» Data records
-------------------------

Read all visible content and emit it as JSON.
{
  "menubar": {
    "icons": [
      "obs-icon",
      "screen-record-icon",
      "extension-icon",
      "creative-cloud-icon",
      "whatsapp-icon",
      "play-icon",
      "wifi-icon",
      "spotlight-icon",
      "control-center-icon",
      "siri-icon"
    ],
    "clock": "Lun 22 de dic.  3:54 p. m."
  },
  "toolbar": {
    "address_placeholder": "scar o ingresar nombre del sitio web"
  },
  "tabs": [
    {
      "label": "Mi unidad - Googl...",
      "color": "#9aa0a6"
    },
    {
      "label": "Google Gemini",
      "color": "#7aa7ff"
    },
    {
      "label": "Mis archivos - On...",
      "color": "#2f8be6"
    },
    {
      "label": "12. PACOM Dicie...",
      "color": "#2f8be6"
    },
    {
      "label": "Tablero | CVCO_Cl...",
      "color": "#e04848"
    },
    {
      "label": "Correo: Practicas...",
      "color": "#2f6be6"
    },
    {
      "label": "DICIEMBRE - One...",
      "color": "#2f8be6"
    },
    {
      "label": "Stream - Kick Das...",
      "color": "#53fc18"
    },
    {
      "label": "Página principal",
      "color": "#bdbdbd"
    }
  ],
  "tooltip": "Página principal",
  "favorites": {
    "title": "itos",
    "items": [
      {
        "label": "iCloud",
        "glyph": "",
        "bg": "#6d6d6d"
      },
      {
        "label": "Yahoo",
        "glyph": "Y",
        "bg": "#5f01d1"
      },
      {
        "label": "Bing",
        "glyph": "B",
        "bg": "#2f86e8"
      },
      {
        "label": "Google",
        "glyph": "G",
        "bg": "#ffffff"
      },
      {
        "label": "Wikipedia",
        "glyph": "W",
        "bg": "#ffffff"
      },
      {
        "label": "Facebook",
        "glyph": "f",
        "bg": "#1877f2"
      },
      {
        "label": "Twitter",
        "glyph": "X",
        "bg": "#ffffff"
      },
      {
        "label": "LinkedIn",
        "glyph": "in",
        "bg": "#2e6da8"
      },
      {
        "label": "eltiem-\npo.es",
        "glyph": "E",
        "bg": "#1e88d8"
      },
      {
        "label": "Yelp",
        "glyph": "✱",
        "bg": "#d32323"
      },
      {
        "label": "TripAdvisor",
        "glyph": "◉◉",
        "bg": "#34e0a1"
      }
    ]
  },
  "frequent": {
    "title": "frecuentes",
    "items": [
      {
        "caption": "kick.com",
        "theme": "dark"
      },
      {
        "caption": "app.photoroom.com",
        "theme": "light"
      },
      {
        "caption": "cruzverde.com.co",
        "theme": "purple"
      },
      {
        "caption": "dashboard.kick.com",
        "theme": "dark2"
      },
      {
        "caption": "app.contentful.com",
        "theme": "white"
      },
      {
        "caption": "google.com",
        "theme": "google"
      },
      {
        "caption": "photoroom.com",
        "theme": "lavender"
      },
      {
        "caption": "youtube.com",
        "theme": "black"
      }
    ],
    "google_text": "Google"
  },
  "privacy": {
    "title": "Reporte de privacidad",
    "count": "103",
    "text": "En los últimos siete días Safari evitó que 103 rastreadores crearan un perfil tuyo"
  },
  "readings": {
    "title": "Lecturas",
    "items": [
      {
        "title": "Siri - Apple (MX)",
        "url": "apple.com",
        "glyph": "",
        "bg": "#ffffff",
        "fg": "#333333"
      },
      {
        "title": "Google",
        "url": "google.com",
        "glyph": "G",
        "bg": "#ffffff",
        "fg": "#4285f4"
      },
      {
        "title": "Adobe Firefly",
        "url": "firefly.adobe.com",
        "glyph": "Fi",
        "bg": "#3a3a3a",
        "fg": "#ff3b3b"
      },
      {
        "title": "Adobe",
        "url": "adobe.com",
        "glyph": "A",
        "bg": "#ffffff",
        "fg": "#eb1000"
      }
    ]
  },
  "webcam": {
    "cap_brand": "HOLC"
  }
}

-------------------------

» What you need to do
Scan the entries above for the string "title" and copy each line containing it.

» Response box
    "title": "itos",
    "title": "frecuentes",
    "title": "Reporte de privacidad",
    "title": "Lecturas",
        "title": "Siri - Apple (MX)",
        "title": "Google",
        "title": "Adobe Firefly",
        "title": "Adobe",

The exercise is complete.